Top of TASK INPUT
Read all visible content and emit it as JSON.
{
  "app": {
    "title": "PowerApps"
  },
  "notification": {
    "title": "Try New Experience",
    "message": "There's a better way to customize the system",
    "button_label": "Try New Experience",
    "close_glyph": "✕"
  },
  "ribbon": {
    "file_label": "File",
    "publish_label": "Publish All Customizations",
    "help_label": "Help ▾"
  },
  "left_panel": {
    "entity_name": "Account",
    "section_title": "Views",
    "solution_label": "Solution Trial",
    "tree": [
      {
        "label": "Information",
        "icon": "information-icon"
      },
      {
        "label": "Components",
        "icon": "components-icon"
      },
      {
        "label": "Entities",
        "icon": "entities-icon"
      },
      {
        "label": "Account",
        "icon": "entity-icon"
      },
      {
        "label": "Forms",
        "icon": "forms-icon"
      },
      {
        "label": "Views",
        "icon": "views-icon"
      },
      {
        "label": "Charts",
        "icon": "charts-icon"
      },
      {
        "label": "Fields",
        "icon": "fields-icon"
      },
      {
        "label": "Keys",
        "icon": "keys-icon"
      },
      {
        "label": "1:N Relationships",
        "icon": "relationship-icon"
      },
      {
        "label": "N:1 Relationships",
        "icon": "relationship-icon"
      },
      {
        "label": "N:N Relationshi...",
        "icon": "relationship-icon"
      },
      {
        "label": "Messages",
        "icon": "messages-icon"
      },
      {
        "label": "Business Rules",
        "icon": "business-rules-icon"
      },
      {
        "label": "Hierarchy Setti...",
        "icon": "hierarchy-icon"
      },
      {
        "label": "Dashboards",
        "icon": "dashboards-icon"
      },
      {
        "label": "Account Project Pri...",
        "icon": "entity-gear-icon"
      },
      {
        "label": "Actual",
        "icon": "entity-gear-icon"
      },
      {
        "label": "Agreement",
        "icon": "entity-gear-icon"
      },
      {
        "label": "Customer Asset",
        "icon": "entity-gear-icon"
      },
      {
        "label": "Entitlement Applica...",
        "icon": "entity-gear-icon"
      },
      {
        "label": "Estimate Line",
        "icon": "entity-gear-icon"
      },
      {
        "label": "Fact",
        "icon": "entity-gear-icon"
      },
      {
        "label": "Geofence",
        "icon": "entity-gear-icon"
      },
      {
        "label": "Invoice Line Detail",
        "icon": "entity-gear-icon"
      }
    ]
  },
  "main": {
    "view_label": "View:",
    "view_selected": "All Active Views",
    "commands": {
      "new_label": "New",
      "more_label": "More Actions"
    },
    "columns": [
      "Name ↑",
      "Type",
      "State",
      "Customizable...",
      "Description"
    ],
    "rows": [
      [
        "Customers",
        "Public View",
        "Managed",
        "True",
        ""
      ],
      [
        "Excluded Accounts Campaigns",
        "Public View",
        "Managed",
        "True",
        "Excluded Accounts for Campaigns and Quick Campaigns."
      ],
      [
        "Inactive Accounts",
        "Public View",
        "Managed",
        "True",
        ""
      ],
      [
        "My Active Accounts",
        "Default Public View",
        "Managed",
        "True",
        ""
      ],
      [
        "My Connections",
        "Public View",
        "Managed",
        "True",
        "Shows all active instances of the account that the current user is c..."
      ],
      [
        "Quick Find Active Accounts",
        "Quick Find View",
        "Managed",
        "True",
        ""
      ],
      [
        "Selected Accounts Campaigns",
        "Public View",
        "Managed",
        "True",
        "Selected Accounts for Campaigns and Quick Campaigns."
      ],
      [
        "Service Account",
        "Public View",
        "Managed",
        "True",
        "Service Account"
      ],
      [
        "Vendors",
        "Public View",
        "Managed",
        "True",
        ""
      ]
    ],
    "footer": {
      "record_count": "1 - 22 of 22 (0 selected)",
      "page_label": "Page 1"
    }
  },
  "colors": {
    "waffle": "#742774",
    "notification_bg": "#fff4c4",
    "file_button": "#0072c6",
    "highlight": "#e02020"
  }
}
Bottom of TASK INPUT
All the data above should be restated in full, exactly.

Read all visible content and emit it as JSON.
{
  "app": {
    "title": "PowerApps"
  },
  "notification": {
    "title": "Try New Experience",
    "message": "There's a better way to customize the system",
    "button_label": "Try New Experience",
    "close_glyph": "✕"
  },
  "ribbon": {
    "file_label": "File",
    "publish_label": "Publish All Customizations",
    "help_label": "Help ▾"
  },
  "left_panel": {
    "entity_name": "Account",
    "section_title": "Views",
    "solution_label": "Solution Trial",
    "tree": [
      {
        "label": "Information",
        "icon": "information-icon"
      },
      {
        "label": "Components",
        "icon": "components-icon"
      },
      {
        "label": "Entities",
        "icon": "entities-icon"
      },
      {
        "label": "Account",
        "icon": "entity-icon"
      },
      {
        "label": "Forms",
        "icon": "forms-icon"
      },
      {
        "label": "Views",
        "icon": "views-icon"
      },
      {
        "label": "Charts",
        "icon": "charts-icon"
      },
      {
        "label": "Fields",
        "icon": "fields-icon"
      },
      {
        "label": "Keys",
        "icon": "keys-icon"
      },
      {
        "label": "1:N Relationships",
        "icon": "relationship-icon"
      },
      {
        "label": "N:1 Relationships",
        "icon": "relationship-icon"
      },
      {
        "label": "N:N Relationshi...",
        "icon": "relationship-icon"
      },
      {
        "label": "Messages",
        "icon": "messages-icon"
      },
      {
        "label": "Business Rules",
        "icon": "business-rules-icon"
      },
      {
        "label": "Hierarchy Setti...",
        "icon": "hierarchy-icon"
      },
      {
        "label": "Dashboards",
        "icon": "dashboards-icon"
      },
      {
        "label": "Account Project Pri...",
        "icon": "entity-gear-icon"
      },
      {
        "label": "Actual",
        "icon": "entity-gear-icon"
      },
      {
        "label": "Agreement",
        "icon": "entity-gear-icon"
      },
      {
        "label": "Customer Asset",
        "icon": "entity-gear-icon"
      },
      {
        "label": "Entitlement Applica...",
        "icon": "entity-gear-icon"
      },
      {
        "label": "Estimate Line",
        "icon": "entity-gear-icon"
      },
      {
        "label": "Fact",
        "icon": "entity-gear-icon"
      },
      {
        "label": "Geofence",
        "icon": "entity-gear-icon"
      },
      {
        "label": "Invoice Line Detail",
        "icon": "entity-gear-icon"
      }
    ]
  },
  "main": {
    "view_label": "View:",
    "view_selected": "All Active Views",
    "commands": {
      "new_label": "New",
      "more_label": "More Actions"
    },
    "columns": [
      "Name ↑",
      "Type",
      "State",
      "Customizable...",
      "Description"
    ],
    "rows": [
      [
        "Customers",
        "Public View",
        "Managed",
        "True",
        ""
      ],
      [
        "Excluded Accounts Campaigns",
        "Public View",
        "Managed",
        "True",
        "Excluded Accounts for Campaigns and Quick Campaigns."
      ],
      [
        "Inactive Accounts",
        "Public View",
        "Managed",
        "True",
        ""
      ],
      [
        "My Active Accounts",
        "Default Public View",
        "Managed",
        "True",
        ""
      ],
      [
        "My Connections",
        "Public View",
        "Managed",
        "True",
        "Shows all active instances of the account that the current user is c..."
      ],
      [
        "Quick Find Active Accounts",
        "Quick Find View",
        "Managed",
        "True",
        ""
      ],
      [
        "Selected Accounts Campaigns",
        "Public View",
        "Managed",
        "True",
        "Selected Accounts for Campaigns and Quick Campaigns."
      ],
      [
        "Service Account",
        "Public View",
        "Managed",
        "True",
        "Service Account"
      ],
      [
        "Vendors",
        "Public View",
        "Managed",
        "True",
        ""
      ]
    ],
    "footer": {
      "record_count": "1 - 22 of 22 (0 selected)",
      "page_label": "Page 1"
    }
  },
  "colors": {
    "waffle": "#742774",
    "notification_bg": "#fff4c4",
    "file_button": "#0072c6",
    "highlight": "#e02020"
  }
}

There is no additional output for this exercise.